'Push Pull -- Clique-Clique' is Al Snider's view of the seemingly introverted and divided microcosm of Los Angeles fandom -- neatly done with a good sprinkling of controversy. A summation of the whole magazine indeed -- including the excellent letter column (the one the professional chose to feud in ...) and even the fine cartooning!

SF Review is the finest fanzine now available. What more can I say? Recommended.


LETTERS: (Checkpoint is not available for LoCs).

Checkpoint 2 came out exactly a week ago, but I have received letters of comment/interest from Leigh Edmonds, Bryn Fortey, Hartley Patterson, and John Hall. John Hall's attack on my review of Zine and reviewing in general will be printed next issue when I should have sufficient room (C/p should be back to ten or twelve pages ...). Thanks, anyway, to all who write.


John Muir wants new fanzines. LoCs or money guaranteed -- send to: 50 Holker Street, Manchester, M13 0DE, U.K.

Hartley Patterson is also looking for fanzines & may take out subs: 31 Sandelswood End, Beaconsfield, Bucks., U.K.

(Note his new address. The Manchester one is now obsolete).

SALE OF PAPERBACKS continues ... Ken Bulmer novels listed last time, now --

Andre Norton
(mint condition. postage included)

Galactic Derelict ... Ordeal in Otherwhen
The Time Traders ... The Defiant Agents
Judgement on Janus ... Sea Siege/Eye of the Monster
-- above six Ace books @ 3/- each.

Eric Frank Russell
(good to mint condition. postage included)

Three to Conquer (Penguin) Dreadful Sanctuary (NEL)
With A Strange Device (Penguin)
Dreadful Sanctuary (Lancer). All @ 2/- each.

Contact me if you're interested -- PJR.

SUBSCRIBERS, Friends and Others -- a cross here ... means no more Checkpoints unless money is received. A number indicates the last C/p you are paid up to. EDITORS -- the next issue you'll receive is ... when your fnz .................. will be reviewed.
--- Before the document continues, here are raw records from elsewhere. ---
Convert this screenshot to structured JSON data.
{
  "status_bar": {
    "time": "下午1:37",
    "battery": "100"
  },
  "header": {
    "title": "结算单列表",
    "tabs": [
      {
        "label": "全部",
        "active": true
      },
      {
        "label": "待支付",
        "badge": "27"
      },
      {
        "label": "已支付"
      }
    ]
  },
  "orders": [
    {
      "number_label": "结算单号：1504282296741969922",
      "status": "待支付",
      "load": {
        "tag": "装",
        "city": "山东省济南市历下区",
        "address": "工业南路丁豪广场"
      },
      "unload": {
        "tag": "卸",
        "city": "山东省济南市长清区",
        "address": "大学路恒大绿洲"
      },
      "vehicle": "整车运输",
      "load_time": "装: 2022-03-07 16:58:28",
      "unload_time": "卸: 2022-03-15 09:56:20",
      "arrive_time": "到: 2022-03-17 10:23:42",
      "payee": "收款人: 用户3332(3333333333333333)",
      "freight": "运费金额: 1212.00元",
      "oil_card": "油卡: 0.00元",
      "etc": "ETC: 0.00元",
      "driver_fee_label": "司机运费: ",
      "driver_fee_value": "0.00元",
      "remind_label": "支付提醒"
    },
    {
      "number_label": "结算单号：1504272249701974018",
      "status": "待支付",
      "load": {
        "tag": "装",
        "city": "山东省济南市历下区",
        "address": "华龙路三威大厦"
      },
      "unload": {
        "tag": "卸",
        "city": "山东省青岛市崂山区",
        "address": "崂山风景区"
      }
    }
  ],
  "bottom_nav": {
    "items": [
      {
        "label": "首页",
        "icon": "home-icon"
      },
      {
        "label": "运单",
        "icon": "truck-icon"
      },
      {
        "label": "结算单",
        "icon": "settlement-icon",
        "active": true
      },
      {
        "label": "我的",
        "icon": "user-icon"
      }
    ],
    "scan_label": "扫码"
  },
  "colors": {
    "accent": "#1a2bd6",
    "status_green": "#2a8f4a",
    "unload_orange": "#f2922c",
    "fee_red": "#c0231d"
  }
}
I'm afraid you'll have to sub to other issues (your review issues naturally free). Ok?


Peter Roberts,
87 West Town Lane,
Bristol, BS4 5DZ,